Capital Cities/ABC has taken a significant step toward establishing its next generation of management by promoting ABC Entertainment president Robert A. Iger to president of the ABC TV Network Group, succeeding John Sias.
The appointment is effective Jan. 1, and Iger’s first responsibility in the new job–which oversees a broad range of network activities including the news, sports and entertainment divisions as well as sales and affiliate relations– willbe to choose his own successor. Iger wouldn’t comment on a time table or whether the replacement will come from within or outside the network.
The internal candidates are Ted Harbert and Stu Bloomberg, both exec VPs of prime time under Iger. One scenario, deemed unlikely by insiders, would call for structuring a co-presidency between the two, since Bloomberg oversees development while Harbert is principally involved in current programming and scheduling.
Since few believe the position will be shared, most ABC staffers hope Harbert will get the post, since the likely alternative would be an outsider.
Bloomberg is considered a major asset because of his development skills but may be less comfortable with the ceremonial aspects of the top job. He reportedly has a long-term contract that would allow him to segue from ABC into an independent production deal at ABC Prods., should he wish to do so in the wake of a management change.
As for external contenders, the most frequently mentioned names are Lorimar TV president Leslie Moonves, who’s rumored to covet an eventual move to a network; and William Morris Agency TV chief Bob Crestani, who has been discussed but is said to be cool to the idea.
Moonves has a long-term deal at Lorimar, which is the leading supplier of network series and has a particularly strong presence at ABC, with a total of nine series for the network. Because of the numerous Lorimar shows on ABC, one observer noted that Lorimar parent Warner Bros. “would be crazy not to let him out” of his contract if Moonves wanted to jump to the web.
Joseph Ahern, the general manager of ABC-owned station WLS-TV in Chicago, is also said to have been angling for a move to the West Coast, possibly in the entertainment division. Though some dismiss Ahern as an option because of his lack of network experience, his selection would be just slightly more of a shock to the Hollywood community than the relatively unknown Iger was when he was named in March 1989.
“This will be a smooth transition,” Iger said, noting that in his new capacity he’ll continue to have involvement in the entertainment division.
Speculation that Iger’s return to New York was imminent has been circulating for months, but the move didn’t become official until last week, the exec said, and the announcement was kept quiet until a press conference yesterday. The promotion ends longstanding conjecture that Iger, 41, would eventually replace Sias, who has already worked past the web’s informal retirement-at-65 policy.
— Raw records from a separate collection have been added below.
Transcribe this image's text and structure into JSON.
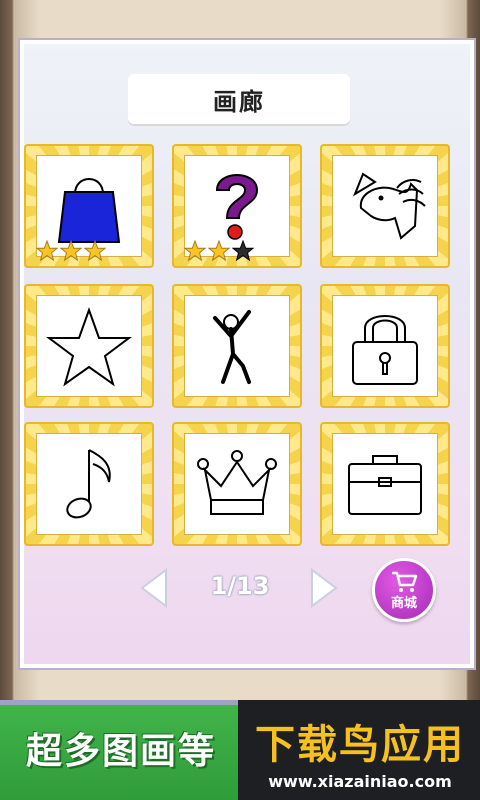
{
  "gallery": {
    "title": "画廊",
    "pager": "1/13"
  },
  "tiles": [
    {
      "name": "bag",
      "stars": [
        true,
        true,
        true
      ]
    },
    {
      "name": "question",
      "stars": [
        true,
        true,
        false
      ]
    },
    {
      "name": "unicorn",
      "stars": []
    },
    {
      "name": "star",
      "stars": []
    },
    {
      "name": "dancer",
      "stars": []
    },
    {
      "name": "lock",
      "stars": []
    },
    {
      "name": "music-note",
      "stars": []
    },
    {
      "name": "crown",
      "stars": []
    },
    {
      "name": "briefcase",
      "stars": []
    }
  ],
  "shop": {
    "label": "商城"
  },
  "banner": {
    "left_text": "超多图画等",
    "brand": "下载鸟应用",
    "url": "www.xiazainiao.com"
  },
  "colors": {
    "accent": "#a22bb5",
    "tile_gold": "#f6d34d",
    "star_gold": "#f7c423"
  }
}
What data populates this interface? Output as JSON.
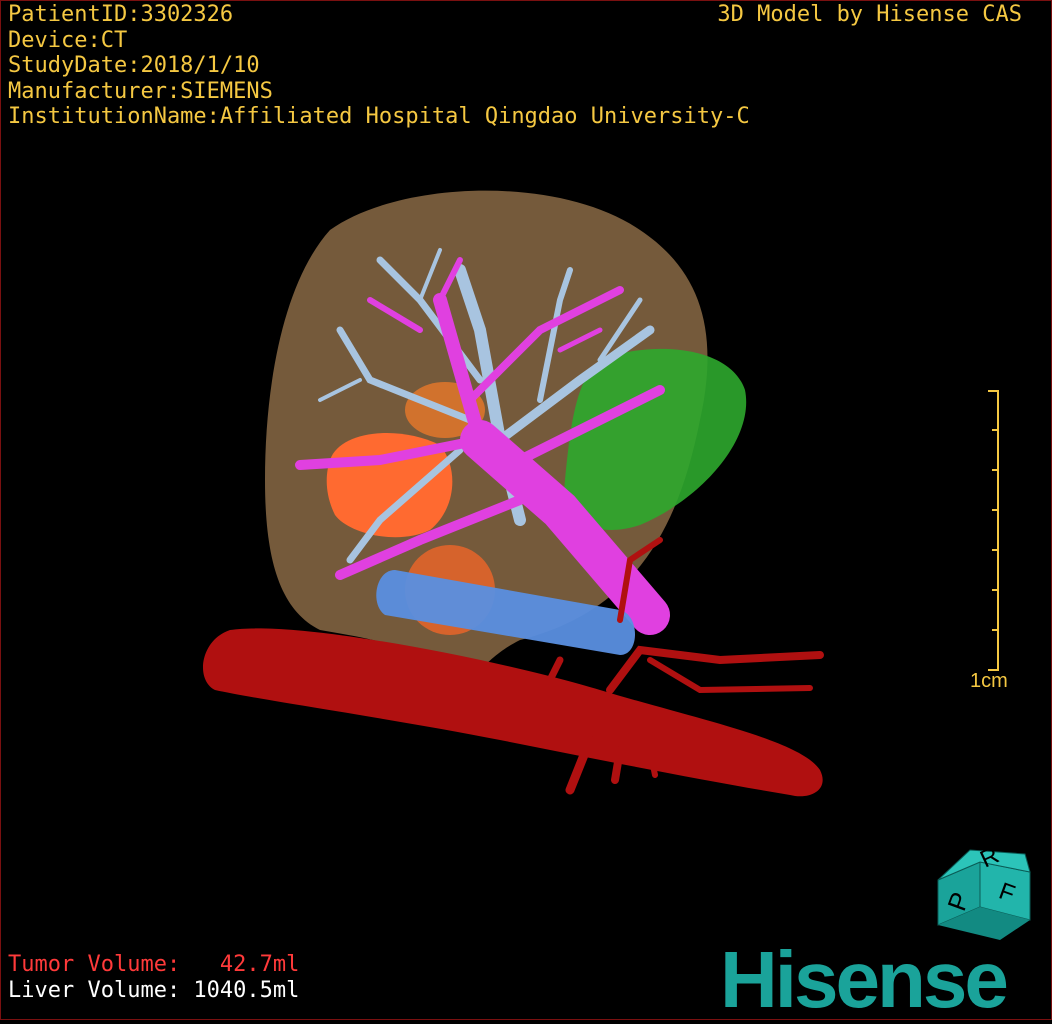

Sias has run the network group since CapCities’ acquisition of the web in 1986 and will remain in an advisory capacity with the company. Iger will report directly to CapCities/ABC president-CEO Daniel Burke.
The promotion will put Iger above two former bosses–news division president Roone Arledge (for whom he worked at ABC Sports) and current sports division chief Dennis Swanson–within the company hierarchy. It also establishes him as an eventual contender to replace Burke, whose own targeted retirement date is less than 18 months away.
CapCities/ABC management has been fairly vigilant in observing those dates, which chairman Thomas Murphy established by handing his CEO title over to Burke when he turned 65 in June 1990. Sias, 66, worked on beyond his retirement date at Burke’s request and will continue to be active in the web’s ancillary areas.
ABC has been the most stable of the networks in terms of management over the years because of the Murphy-Burke combination, and it’s possible Burke could work beyond his 65th birthday at the board’s urging. In an interview, Burke called his possible retirement at 65 “a threat I’ve made to my wife,” intimating that his retirement in 1994 is likely but not etched in stone.
Burke added that Iger’s solid performance at the entertainment division cemented the decision to elevate him, as well as the possibility that Iger might be wooed away. “An awful lot of people come out of that (entertainment) job and they’re lying on their shield, not carrying it,” Burke said in lauding Iger.
Although Iger was viewed as an outsider when he came to ABC Entertainment in March 1989, he quickly won over the Hollywood community, and it soon became clear that the company might be grooming him for a higher position down the line.
Among his accomplishments, Iger has maintained strong relationships with top talent, particularly in terms of soothing relations between the network and mercurial star Roseanne Arnold. He also received credit for programming a number of quality dramas like “Twin Peaks” and “China Beach” (developed prior to his tenure) and took heat for canceling those shows as well as “thirtysomething.”
Iger reiterated yesterday that he was never promised a promotion when he came to Los Angeles but that he always expected to stay at the network beyond his entertainment stint, having spent nearly his entire professional career at ABC since beginning as a New York studio supervisor in 1974.
Shortly thereafter, Iger shifted to ABC Sports, where he moved through the ranks, eventually becoming VP of program planning and acquisition. In August 1988, eight months before taking the entertainment post, Iger was named executive VP of the ABC TV Network Group, working as Sias’ deputy. “This is the fulfillment of a dream for me, in many respects,” Iger said.
With the top programming position still vacant at Fox Broadcasting Co., CBS Entertainment chief Jeff Sagansky now has seniority in that regard, having been in his position just short of three years.
Monday’s press conference was initially called to trumpet ABC’s sweeps performance–marking its first victory during a November survey in 14 years–and most staffers were unaware of news regarding Iger’s promotion until yesterday morning. Iger noted that a successor will inherit a “pretty solid schedule,” a”very talented staff” and “an office full of great furniture.”
ABC looks destined to finish a solid second in prime time for the season in households and first among adults 18-49, the primary demographic in the eyes of advertisers. Iger also will now oversee fringe areas such as daytime, children’s programming and late night, which are supervised by Swanson and Phil Beuth, respectively, out of New York instead of the West Coast.
Burke said Iger will continue to spend a lot of time in L.A..
On other matters, Iger acknowledged that ABC made overtures to David Letterman but that the NBC host crossed the web off his list of options due to his resolve to land an 11:30 p.m. slot. ABC remains committed to “Nightline,” Iger said, so Letterman “eliminated us, rather than us eliminating him.”